Resource Reviews: List-servs

April 28, 2010

List-servs, or email discussion lists, date back to the early days of the WWW as a means of communication professional information.  Despite being more than 15 years old in many cases, many list-servs remain vital and active.

There are a few that hit the (small) niche where Classics and librarianship coexist:

I subscribe to all of these, and none are very high traffic.  In the case of WESS-CMR, I think there have been maybe two posts in the last year!  They have proven their use in coordinating communication about the Library of Congress’ rules about Greek transliteration in the past few months (especially CoHSL) and there are sporadic requests for research assistance on CoHSL and WESS, and collection development opportunities on WESS.

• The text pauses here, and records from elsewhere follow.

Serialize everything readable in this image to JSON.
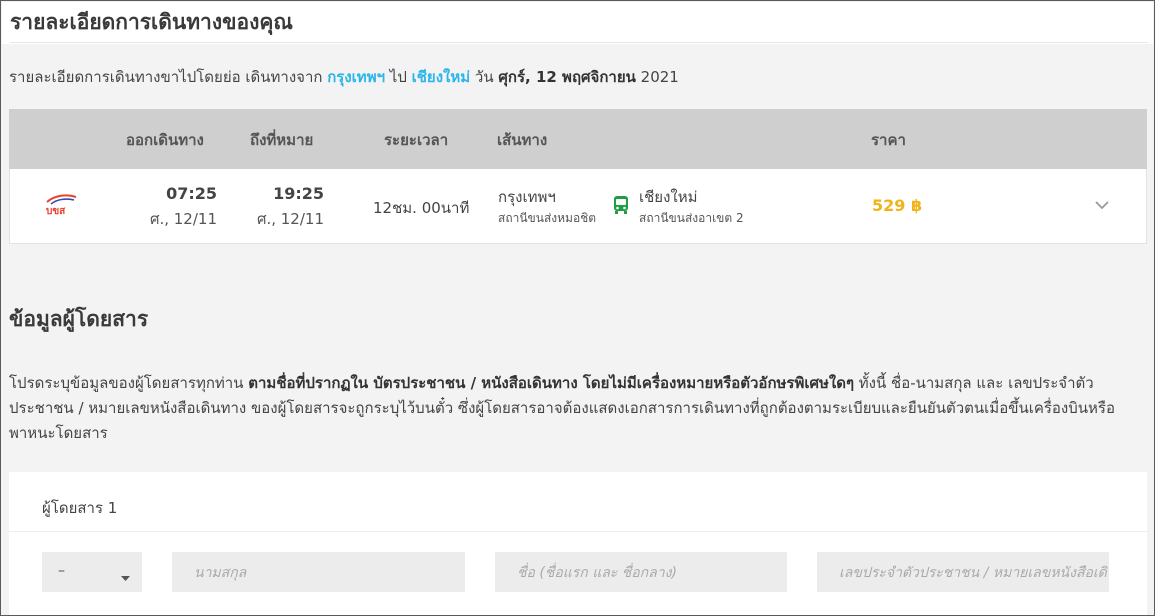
{
  "trip": {
    "heading": "รายละเอียดการเดินทางของคุณ",
    "summary_prefix": "รายละเอียดการเดินทางขาไปโดยย่อ เดินทางจาก ",
    "from_city": "กรุงเทพฯ",
    "connector": " ไป ",
    "to_city": "เชียงใหม่",
    "day_word": " วัน ",
    "date_text": "ศุกร์, 12 พฤศจิกายน",
    "year": " 2021"
  },
  "table": {
    "headers": {
      "depart": "ออกเดินทาง",
      "arrive": "ถึงที่หมาย",
      "duration": "ระยะเวลา",
      "route": "เส้นทาง",
      "price": "ราคา"
    },
    "row": {
      "operator_logo_text": "บขส",
      "depart_time": "07:25",
      "depart_date": "ศ., 12/11",
      "arrive_time": "19:25",
      "arrive_date": "ศ., 12/11",
      "duration": "12ชม. 00นาที",
      "origin_city": "กรุงเทพฯ",
      "origin_station": "สถานีขนส่งหมอชิต",
      "dest_city": "เชียงใหม่",
      "dest_station": "สถานีขนส่งอาเขต 2",
      "price": "529 ฿"
    }
  },
  "passenger_info": {
    "heading": "ข้อมูลผู้โดยสาร",
    "para_1": "โปรดระบุข้อมูลของผู้โดยสารทุกท่าน ",
    "para_bold": "ตามชื่อที่ปรากฏใน บัตรประชาชน / หนังสือเดินทาง โดยไม่มีเครื่องหมายหรือตัวอักษรพิเศษใดๆ",
    "para_2": " ทั้งนี้ ชื่อ-นามสกุล และ เลขประจำตัวประชาชน / หมายเลขหนังสือเดินทาง ของผู้โดยสารจะถูกระบุไว้บนตั๋ว ซึ่งผู้โดยสารอาจต้องแสดงเอกสารการเดินทางที่ถูกต้องตามระเบียบและยืนยันตัวตนเมื่อขึ้นเครื่องบินหรือพาหนะโดยสาร"
  },
  "passenger_form": {
    "title": "ผู้โดยสาร 1",
    "title_select_value": "–",
    "surname_placeholder": "นามสกุล",
    "firstname_placeholder": "ชื่อ (ชื่อแรก และ ชื่อกลาง)",
    "id_placeholder": "เลขประจำตัวประชาชน / หมายเลขหนังสือเดินทาง"
  },
  "colors": {
    "accent_city": "#2ab6e8",
    "price": "#f2b21a",
    "bus_icon": "#1f9e45",
    "logo": "#e8412c"
  },
  "icons": {
    "operator": "operator-logo-icon",
    "bus": "bus-icon",
    "expand": "chevron-down-icon",
    "select_caret": "caret-down-icon"
  }
}
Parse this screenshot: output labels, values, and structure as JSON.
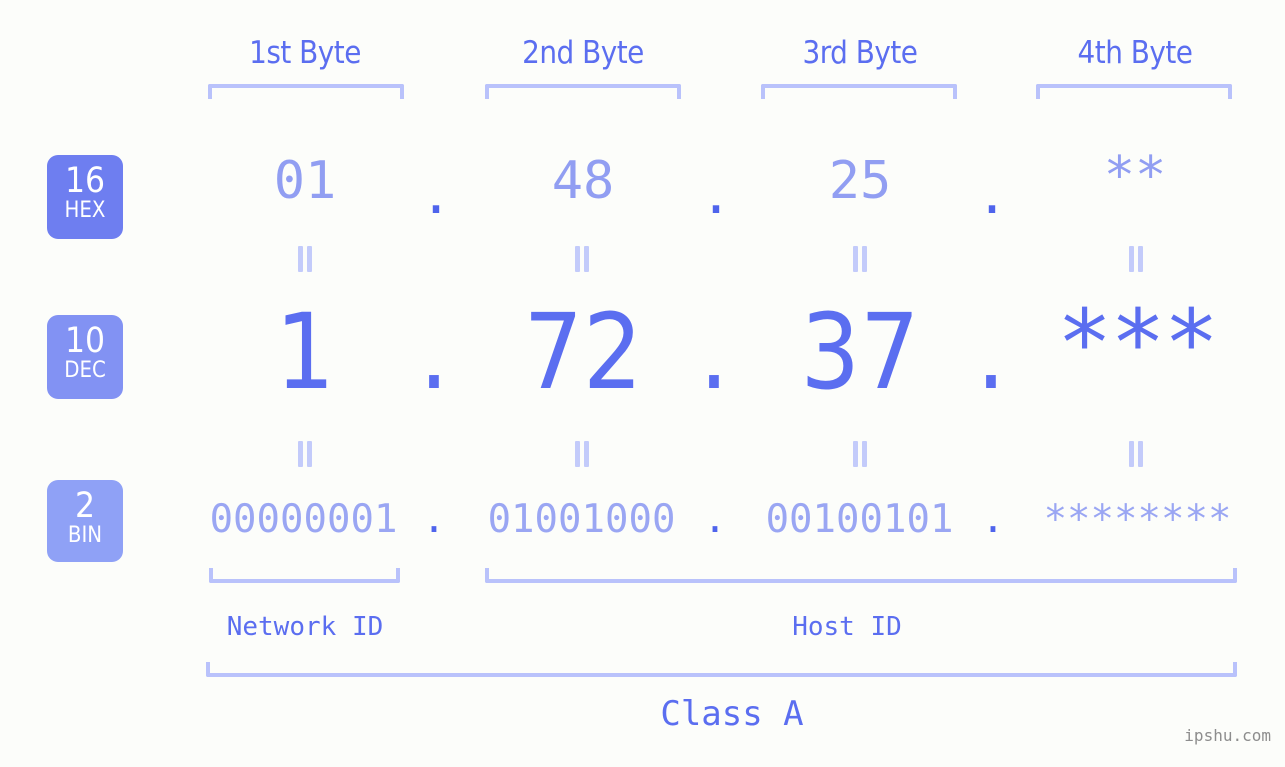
{
  "watermark": "ipshu.com",
  "colors": {
    "background": "#fcfdfa",
    "accent_strong": "#4f64ec",
    "accent": "#5b6ef0",
    "accent_light": "#919ef2",
    "bracket": "#b9c2fb",
    "badge_hex": "#6e7ef0",
    "badge_dec": "#8292f3",
    "badge_bin": "#8fa1f6",
    "watermark_gray": "#8d8d8d"
  },
  "byte_headers": [
    {
      "label": "1st Byte"
    },
    {
      "label": "2nd Byte"
    },
    {
      "label": "3rd Byte"
    },
    {
      "label": "4th Byte"
    }
  ],
  "bases": [
    {
      "number": "16",
      "abbr": "HEX"
    },
    {
      "number": "10",
      "abbr": "DEC"
    },
    {
      "number": "2",
      "abbr": "BIN"
    }
  ],
  "separator": ".",
  "rows": {
    "hex": {
      "base": "16",
      "abbr": "HEX",
      "values": [
        "01",
        "48",
        "25",
        "**"
      ]
    },
    "dec": {
      "base": "10",
      "abbr": "DEC",
      "values": [
        "1",
        "72",
        "37",
        "***"
      ]
    },
    "bin": {
      "base": "2",
      "abbr": "BIN",
      "values": [
        "00000001",
        "01001000",
        "00100101",
        "********"
      ]
    }
  },
  "segments": {
    "network_id": "Network ID",
    "host_id": "Host ID"
  },
  "class": "Class A",
  "chart_data": {
    "type": "table",
    "title": "Class A",
    "categories": [
      "1st Byte",
      "2nd Byte",
      "3rd Byte",
      "4th Byte"
    ],
    "series": [
      {
        "name": "HEX",
        "values": [
          "01",
          "48",
          "25",
          "**"
        ]
      },
      {
        "name": "DEC",
        "values": [
          "1",
          "72",
          "37",
          "***"
        ]
      },
      {
        "name": "BIN",
        "values": [
          "00000001",
          "01001000",
          "00100101",
          "********"
        ]
      }
    ],
    "annotations": [
      "Network ID",
      "Host ID",
      "Class A"
    ]
  }
}
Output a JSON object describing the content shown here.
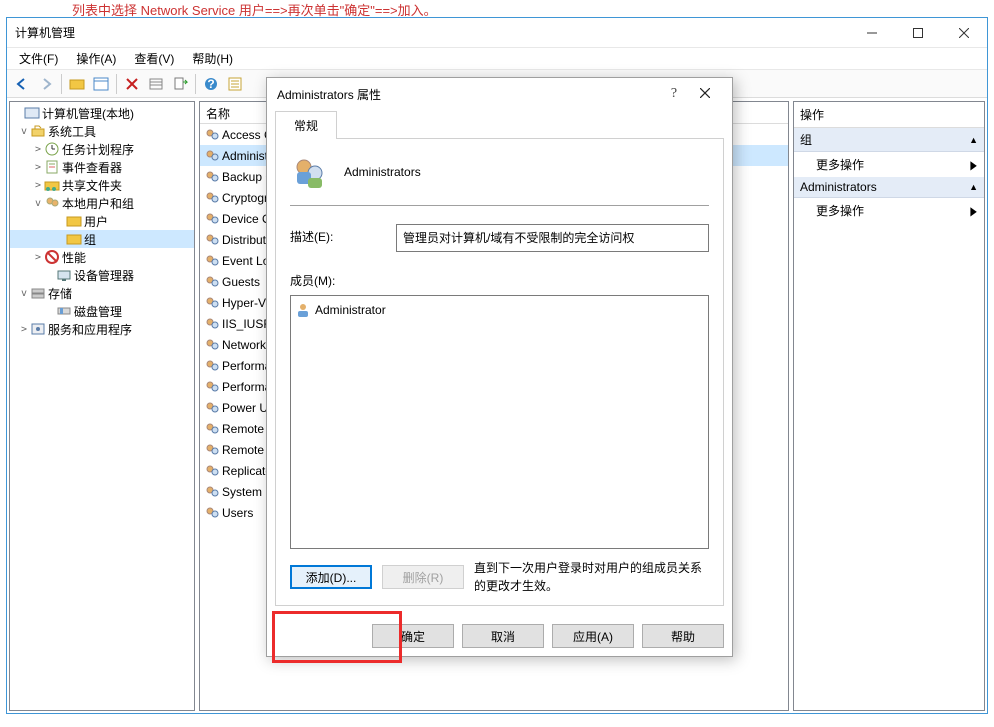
{
  "crop_text": "列表中选择 Network Service 用户==>再次单击\"确定\"==>加入。",
  "window": {
    "title": "计算机管理",
    "menus": [
      "文件(F)",
      "操作(A)",
      "查看(V)",
      "帮助(H)"
    ],
    "controls": {
      "minimize": "—",
      "maximize": "☐",
      "close": "✕"
    }
  },
  "tree": {
    "root": "计算机管理(本地)",
    "system_tools": "系统工具",
    "task_scheduler": "任务计划程序",
    "event_viewer": "事件查看器",
    "shared_folders": "共享文件夹",
    "local_users_groups": "本地用户和组",
    "users_node": "用户",
    "groups_node": "组",
    "performance": "性能",
    "device_manager": "设备管理器",
    "storage": "存储",
    "disk_management": "磁盘管理",
    "services_apps": "服务和应用程序"
  },
  "mid": {
    "header": "名称",
    "items": [
      "Access Control Assistance",
      "Administrators",
      "Backup Operators",
      "Cryptographic Operators",
      "Device Owners",
      "Distributed COM Users",
      "Event Log Readers",
      "Guests",
      "Hyper-V Administrators",
      "IIS_IUSRS",
      "Network Configuration",
      "Performance Log Users",
      "Performance Monitor",
      "Power Users",
      "Remote Desktop Users",
      "Remote Management",
      "Replicator",
      "System Managed",
      "Users"
    ]
  },
  "actions": {
    "title": "操作",
    "section1": "组",
    "more": "更多操作",
    "section2": "Administrators"
  },
  "dialog": {
    "title": "Administrators 属性",
    "tab": "常规",
    "group_name": "Administrators",
    "desc_label": "描述(E):",
    "desc_value": "管理员对计算机/域有不受限制的完全访问权",
    "members_label": "成员(M):",
    "members": [
      "Administrator"
    ],
    "add": "添加(D)...",
    "remove": "删除(R)",
    "note": "直到下一次用户登录时对用户的组成员关系的更改才生效。",
    "ok": "确定",
    "cancel": "取消",
    "apply": "应用(A)",
    "help": "帮助"
  }
}
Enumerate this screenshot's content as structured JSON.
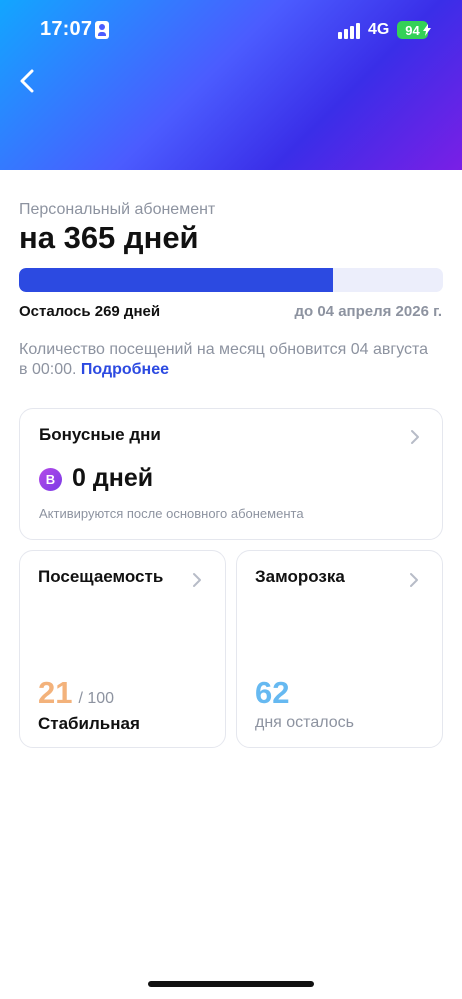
{
  "status_bar": {
    "time": "17:07",
    "network": "4G",
    "battery": "94"
  },
  "subscription": {
    "label": "Персональный абонемент",
    "title": "на 365 дней",
    "remaining": "Осталось 269 дней",
    "until": "до 04 апреля 2026 г.",
    "progress_fraction": 0.74,
    "info_text": "Количество посещений на месяц обновится 04 августа в 00:00.",
    "more_link": "Подробнее"
  },
  "bonus_card": {
    "title": "Бонусные дни",
    "badge": "B",
    "value": "0 дней",
    "note": "Активируются после основного абонемента"
  },
  "attendance_card": {
    "title": "Посещаемость",
    "value": "21",
    "total": "/ 100",
    "status": "Стабильная"
  },
  "freeze_card": {
    "title": "Заморозка",
    "value": "62",
    "note": "дня осталось"
  },
  "icons": {
    "back": "chevron-left-icon",
    "chevron": "chevron-right-icon",
    "profile": "id-card-icon",
    "signal": "signal-icon",
    "battery": "battery-icon"
  },
  "colors": {
    "accent": "#2c4ae1",
    "attendance_value": "#f3b27b",
    "freeze_value": "#66b9f1",
    "bonus_badge": "#9b42e7"
  }
}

There are many more for librarians of all stripes and interests; a starting point for seeking them out is available at the Library of Congress.

For Classicists, Jenkins reviews 16 list-servs (nos. 175-190).  The most active and generalist seem to be:

  • Classics-L Hosted at Kentucky; there is searchable archive, organized by week.  Jenkins warns that it “has a decided tendency to get sidetracked” (as I have also found) but is the most active of the lists he reviews, and best for news.  I get this in a daily digest, since the volume of postings would annoy me if I received each one.
  • Arch-L has moved to Buffalo since Jenkins’ description of it.  It is a general (i.e. not specific to the Classical world) archaeology list with information about excavation opportunities.  It seems to be running 1-2 posts a day since I have subscribed.
  • Aegeanet merits a special mention from me, since I subscribed to it in the later 1990s.  It is for students of Aegean prehistory.  It is hosted by John Younger at Kansas.  It is currently fairly active, right now discussing the KOSMOS conference.
  • The rest are mostly more specialized, including list-servs for numismatics, teachers of high school latin, with a UK focus, etc.

Anything important in the list-serv arena I’ve missed?  Let me know in comments!


Changes in Modern Greek Transliteration for Libraries?

March 29, 2010

One of the resources I’ve looked to in my quest to get up to speed on Classics librarianship is the Consortium of Hellenic Studies Librarians (CoHSL) list-serv.  The list has been quite active for the past several weeks discussing proposed changes to the modern Greek transliteration tables used by the Library of Congress.  These changes would be of the most consequence to those who work regularly with modern Greek publications, both the librarians who catalog and work with them, and researchers who look for them.  For Classicists, those who read modern Greek and rely on publications about Greek archaeology, history and language and literature in Greek would be affected.

Librarians’ concerns about the proposed changes are now handily summed up in an online petition created by Deborah Brown Stewart (Librarian, Byzantine Studies, Dumbarton Oaks Research Library, and, full disclosure, an old friend of mine) and Rhea K. Lesage (Head and Bibliographer for Modern Greek, Modern Greek Section, Collection Development, Widener Library, Harvard College Library.)  Examples  – such as  how one refers to Heraklion/Eraklion/Eraklio, the city in Crete – help to make the impact of the proposed changes more concrete to the researcher who only occasionally works with modern Greek materials.